YOUR OBJECTIVE >>
Which lines in the records below mention the word "logo"? Copy each one out.

*** INPUT DATA ***

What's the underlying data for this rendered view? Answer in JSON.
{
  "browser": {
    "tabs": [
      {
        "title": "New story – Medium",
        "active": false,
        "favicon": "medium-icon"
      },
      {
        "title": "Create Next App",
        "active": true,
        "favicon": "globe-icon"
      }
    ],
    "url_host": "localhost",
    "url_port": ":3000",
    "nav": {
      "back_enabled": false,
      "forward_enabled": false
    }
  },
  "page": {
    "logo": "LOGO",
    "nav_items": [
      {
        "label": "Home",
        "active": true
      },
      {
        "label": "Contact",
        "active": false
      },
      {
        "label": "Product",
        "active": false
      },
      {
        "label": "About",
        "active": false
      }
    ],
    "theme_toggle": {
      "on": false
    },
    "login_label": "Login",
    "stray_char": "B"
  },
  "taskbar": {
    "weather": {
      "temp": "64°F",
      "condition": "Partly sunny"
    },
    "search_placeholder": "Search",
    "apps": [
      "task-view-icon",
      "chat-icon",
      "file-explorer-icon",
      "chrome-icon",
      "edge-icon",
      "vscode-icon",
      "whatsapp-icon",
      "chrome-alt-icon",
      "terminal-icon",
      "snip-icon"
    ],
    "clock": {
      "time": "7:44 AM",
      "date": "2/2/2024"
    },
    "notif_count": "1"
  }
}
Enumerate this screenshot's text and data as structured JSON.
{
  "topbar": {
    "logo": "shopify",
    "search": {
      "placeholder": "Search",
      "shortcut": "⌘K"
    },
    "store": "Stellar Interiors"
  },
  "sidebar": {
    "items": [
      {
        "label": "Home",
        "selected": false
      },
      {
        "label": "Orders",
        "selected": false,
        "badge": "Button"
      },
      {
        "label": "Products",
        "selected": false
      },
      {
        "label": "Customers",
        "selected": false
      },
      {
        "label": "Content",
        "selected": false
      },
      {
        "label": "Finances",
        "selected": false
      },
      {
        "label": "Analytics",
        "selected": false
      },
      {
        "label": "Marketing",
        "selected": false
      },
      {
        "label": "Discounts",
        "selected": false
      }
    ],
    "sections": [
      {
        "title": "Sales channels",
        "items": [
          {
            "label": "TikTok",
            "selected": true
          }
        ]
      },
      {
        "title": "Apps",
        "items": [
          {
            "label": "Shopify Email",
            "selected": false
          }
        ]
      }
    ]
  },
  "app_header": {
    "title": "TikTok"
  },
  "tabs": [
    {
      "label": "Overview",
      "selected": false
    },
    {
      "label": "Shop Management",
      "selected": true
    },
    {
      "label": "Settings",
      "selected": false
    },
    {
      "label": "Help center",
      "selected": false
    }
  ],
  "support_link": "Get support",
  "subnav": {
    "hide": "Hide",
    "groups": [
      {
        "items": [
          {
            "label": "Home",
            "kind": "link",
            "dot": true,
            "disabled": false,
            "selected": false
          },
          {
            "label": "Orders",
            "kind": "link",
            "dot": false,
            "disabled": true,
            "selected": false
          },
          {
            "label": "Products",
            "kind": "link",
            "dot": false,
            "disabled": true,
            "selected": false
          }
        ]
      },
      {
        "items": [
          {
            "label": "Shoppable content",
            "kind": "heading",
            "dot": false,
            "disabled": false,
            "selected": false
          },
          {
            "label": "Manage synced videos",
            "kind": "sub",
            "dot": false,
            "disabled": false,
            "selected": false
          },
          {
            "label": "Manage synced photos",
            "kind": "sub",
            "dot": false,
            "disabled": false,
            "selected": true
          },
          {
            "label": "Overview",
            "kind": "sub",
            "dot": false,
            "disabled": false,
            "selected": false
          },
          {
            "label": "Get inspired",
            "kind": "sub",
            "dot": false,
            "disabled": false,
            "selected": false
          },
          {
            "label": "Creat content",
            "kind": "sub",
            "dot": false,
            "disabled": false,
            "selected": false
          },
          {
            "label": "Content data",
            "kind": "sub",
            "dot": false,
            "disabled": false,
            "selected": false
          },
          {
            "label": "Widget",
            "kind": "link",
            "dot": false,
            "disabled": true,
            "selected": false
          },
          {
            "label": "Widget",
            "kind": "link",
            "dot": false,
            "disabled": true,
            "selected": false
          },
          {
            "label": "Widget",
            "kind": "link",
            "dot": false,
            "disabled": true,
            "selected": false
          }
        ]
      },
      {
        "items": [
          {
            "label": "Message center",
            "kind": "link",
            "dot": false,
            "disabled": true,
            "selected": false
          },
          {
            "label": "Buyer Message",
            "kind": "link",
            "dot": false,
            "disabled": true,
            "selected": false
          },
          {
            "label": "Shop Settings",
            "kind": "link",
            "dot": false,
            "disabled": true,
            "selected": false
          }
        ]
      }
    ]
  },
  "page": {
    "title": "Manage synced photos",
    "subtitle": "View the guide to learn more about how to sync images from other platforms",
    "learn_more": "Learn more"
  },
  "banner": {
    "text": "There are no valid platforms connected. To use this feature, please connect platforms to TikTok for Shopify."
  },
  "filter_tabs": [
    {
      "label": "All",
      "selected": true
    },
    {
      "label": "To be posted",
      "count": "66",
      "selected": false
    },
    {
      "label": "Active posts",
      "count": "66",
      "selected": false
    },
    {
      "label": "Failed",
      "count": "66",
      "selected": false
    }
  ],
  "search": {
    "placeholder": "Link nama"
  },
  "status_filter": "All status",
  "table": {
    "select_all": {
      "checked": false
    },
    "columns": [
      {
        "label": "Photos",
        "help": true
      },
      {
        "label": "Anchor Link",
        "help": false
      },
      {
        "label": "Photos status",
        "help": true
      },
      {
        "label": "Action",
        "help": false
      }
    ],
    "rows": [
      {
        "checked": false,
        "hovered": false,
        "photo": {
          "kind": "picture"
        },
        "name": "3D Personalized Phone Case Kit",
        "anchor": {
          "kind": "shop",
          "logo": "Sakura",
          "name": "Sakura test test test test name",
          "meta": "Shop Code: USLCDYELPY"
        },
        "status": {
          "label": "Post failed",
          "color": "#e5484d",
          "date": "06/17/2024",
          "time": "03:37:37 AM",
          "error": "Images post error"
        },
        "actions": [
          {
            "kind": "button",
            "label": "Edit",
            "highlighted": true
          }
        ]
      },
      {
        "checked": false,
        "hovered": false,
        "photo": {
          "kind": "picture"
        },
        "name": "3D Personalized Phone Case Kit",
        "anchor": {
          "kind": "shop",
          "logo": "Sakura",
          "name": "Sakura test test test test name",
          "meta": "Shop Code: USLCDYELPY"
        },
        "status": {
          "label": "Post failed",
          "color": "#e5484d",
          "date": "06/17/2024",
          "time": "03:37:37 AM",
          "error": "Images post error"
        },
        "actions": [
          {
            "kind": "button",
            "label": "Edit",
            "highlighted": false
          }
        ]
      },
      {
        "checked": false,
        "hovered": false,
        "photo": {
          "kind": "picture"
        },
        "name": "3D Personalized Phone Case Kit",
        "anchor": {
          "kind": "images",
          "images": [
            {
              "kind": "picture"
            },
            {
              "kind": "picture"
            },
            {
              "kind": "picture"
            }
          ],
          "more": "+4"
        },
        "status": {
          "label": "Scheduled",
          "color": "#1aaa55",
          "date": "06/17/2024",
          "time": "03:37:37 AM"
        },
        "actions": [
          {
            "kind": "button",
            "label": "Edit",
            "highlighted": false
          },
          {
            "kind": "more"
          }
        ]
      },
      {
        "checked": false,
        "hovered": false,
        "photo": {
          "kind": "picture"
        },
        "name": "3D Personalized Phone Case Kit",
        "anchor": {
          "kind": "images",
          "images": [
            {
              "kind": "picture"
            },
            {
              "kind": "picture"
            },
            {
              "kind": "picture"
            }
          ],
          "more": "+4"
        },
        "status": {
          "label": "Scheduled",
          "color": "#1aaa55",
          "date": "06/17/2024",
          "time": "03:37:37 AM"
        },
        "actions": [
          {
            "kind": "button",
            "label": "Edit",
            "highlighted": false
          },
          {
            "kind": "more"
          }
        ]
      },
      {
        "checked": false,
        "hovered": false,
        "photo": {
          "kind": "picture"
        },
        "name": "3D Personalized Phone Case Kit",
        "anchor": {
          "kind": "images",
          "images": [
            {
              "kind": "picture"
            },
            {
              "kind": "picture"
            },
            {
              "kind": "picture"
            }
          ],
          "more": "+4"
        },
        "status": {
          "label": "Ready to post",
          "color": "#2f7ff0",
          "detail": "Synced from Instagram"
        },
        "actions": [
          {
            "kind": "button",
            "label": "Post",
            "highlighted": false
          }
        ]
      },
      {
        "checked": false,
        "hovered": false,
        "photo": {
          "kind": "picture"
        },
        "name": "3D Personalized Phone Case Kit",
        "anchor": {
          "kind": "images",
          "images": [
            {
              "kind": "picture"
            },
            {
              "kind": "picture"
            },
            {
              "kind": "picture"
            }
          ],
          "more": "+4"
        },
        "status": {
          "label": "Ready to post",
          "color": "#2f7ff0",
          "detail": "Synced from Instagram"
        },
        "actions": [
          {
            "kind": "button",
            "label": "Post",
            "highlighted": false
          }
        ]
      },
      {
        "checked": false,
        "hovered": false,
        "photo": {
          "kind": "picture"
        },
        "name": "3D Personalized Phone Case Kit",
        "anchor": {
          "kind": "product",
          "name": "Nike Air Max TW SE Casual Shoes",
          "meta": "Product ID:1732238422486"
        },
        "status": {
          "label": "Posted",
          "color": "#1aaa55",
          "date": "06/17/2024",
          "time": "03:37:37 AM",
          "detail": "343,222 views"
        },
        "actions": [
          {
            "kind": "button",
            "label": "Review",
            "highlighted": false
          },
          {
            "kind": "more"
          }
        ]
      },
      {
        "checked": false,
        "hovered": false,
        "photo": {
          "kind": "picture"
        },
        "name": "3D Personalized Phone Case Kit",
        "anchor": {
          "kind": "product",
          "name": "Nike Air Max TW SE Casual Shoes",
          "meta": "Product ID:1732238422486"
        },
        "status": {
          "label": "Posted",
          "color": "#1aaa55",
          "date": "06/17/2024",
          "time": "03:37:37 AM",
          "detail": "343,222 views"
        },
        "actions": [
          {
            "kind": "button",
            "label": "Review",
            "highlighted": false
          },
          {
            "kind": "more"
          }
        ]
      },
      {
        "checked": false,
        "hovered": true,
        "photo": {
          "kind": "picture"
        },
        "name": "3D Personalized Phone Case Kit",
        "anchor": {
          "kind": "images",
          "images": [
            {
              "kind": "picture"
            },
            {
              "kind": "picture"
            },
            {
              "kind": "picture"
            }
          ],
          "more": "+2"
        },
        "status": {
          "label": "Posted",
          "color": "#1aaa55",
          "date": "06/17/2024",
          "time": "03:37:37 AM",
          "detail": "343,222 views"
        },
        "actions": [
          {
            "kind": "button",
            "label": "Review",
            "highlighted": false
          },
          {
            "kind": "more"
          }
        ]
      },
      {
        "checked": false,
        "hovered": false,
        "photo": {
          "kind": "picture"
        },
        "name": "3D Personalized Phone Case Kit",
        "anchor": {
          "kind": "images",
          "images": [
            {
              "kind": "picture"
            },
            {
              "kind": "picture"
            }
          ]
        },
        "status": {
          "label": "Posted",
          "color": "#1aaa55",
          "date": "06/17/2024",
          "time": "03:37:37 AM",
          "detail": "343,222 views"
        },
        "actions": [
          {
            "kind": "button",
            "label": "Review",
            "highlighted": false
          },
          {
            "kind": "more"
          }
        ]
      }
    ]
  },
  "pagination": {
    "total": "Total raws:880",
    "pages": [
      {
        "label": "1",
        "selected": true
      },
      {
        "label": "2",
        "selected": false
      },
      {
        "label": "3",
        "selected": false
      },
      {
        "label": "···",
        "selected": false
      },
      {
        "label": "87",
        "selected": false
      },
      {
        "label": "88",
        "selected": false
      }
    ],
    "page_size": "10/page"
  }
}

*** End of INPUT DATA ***

SOLUTION FOR THIS TASK >>
    "logo": "LOGO",
    "logo": "shopify",
          "logo": "Sakura",
          "logo": "Sakura",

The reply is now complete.